On 3 June 1999, Milošević accepted the terms of an international peace plan to end the fighting, with the national parliament adopting the proposal amid contentious debate with delegates coming close to fistfights at some points.
After some additional, small investments through the end of 1998 to early 1999, a new $25 million round of funding was announced on June 7, 1999, with major investors including the venture capital firms Kleiner Perkins and Sequoia Capital.

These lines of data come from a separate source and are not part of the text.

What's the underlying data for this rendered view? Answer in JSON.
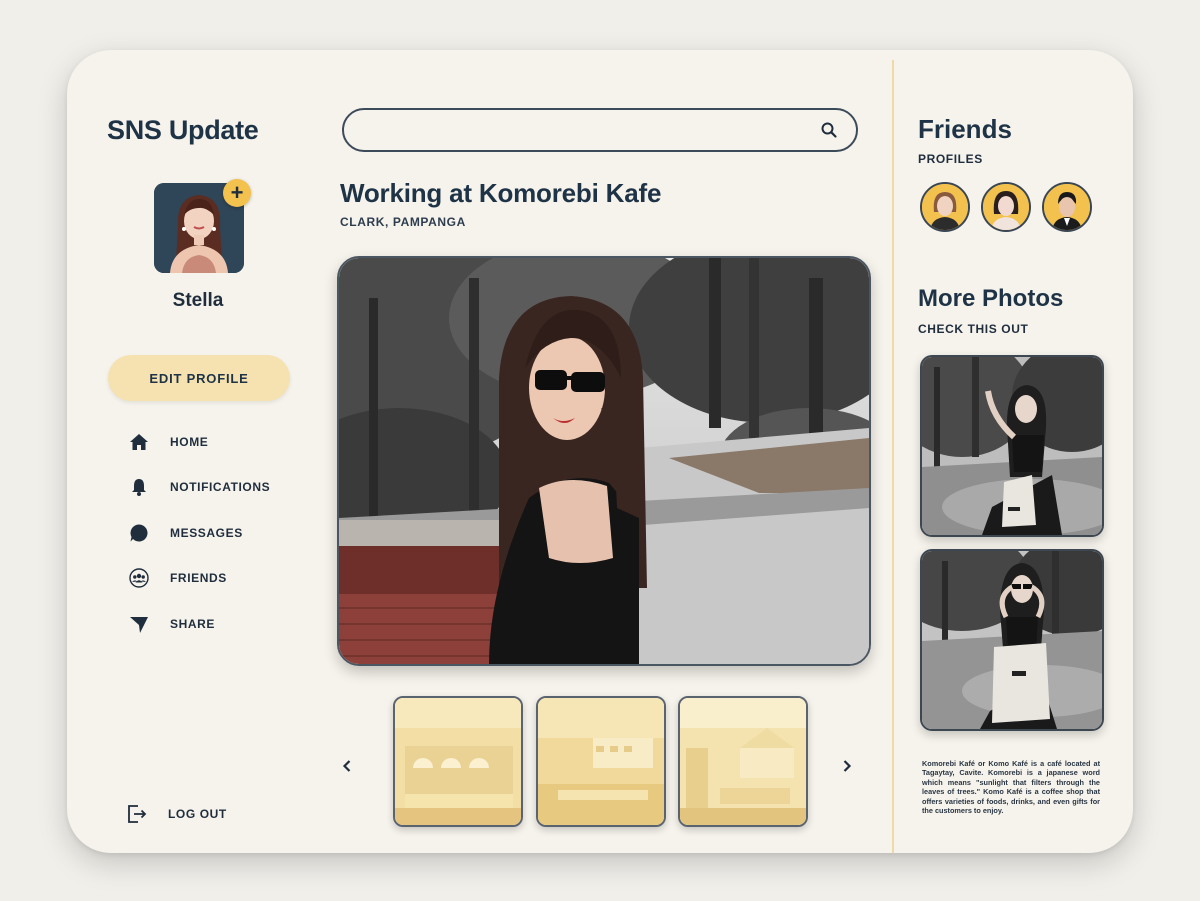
{
  "sidebar": {
    "brand": "SNS Update",
    "username": "Stella",
    "add_symbol": "+",
    "edit_profile_label": "EDIT PROFILE",
    "nav": [
      {
        "label": "HOME",
        "icon": "home-icon"
      },
      {
        "label": "NOTIFICATIONS",
        "icon": "bell-icon"
      },
      {
        "label": "MESSAGES",
        "icon": "message-bubble-icon"
      },
      {
        "label": "FRIENDS",
        "icon": "friends-group-icon"
      },
      {
        "label": "SHARE",
        "icon": "send-icon"
      }
    ],
    "logout_label": "LOG OUT",
    "logout_icon": "logout-icon"
  },
  "search": {
    "value": "",
    "placeholder": "",
    "icon": "search-icon"
  },
  "post": {
    "title": "Working at Komorebi Kafe",
    "location": "CLARK, PAMPANGA"
  },
  "gallery": {
    "prev_icon": "chevron-left-icon",
    "next_icon": "chevron-right-icon",
    "thumb_count": 3
  },
  "friends": {
    "title": "Friends",
    "subtitle": "PROFILES",
    "count": 3
  },
  "more_photos": {
    "title": "More Photos",
    "subtitle": "CHECK THIS OUT",
    "description": "Komorebi Kafé or Komo Kafé is a café located at Tagaytay, Cavite. Komorebi is a japanese word which means \"sunlight that filters through the leaves of trees.\" Komo Kafé is a coffee shop that offers varieties of foods, drinks, and even gifts for the customers to enjoy."
  },
  "colors": {
    "accent_yellow": "#f2c14e",
    "button_bg": "#f5e2b0",
    "text_dark": "#1f3347",
    "card_bg": "#f6f3ec"
  }
}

On 12 June, after Milošević accepted the conditions, the NATO-led peacekeeping Kosovo Force (KFOR) began entering Kosovo. KFOR had been preparing to conduct combat operations, but in the end, its mission was only peacekeeping. It was based upon the Allied Rapid Reaction Corps headquarters commanded by then Lieutenant General Mike Jackson of the British Army.
The first NATO troops to enter Pristina on the 12th of June 1999 were Norwegian special forces from Forsvarets Spesialkommando (FSK) and soldiers from the British Special Air Service 22 S.A.S., although to NATO's diplomatic embarrassment Russian troops arrived first at the airport.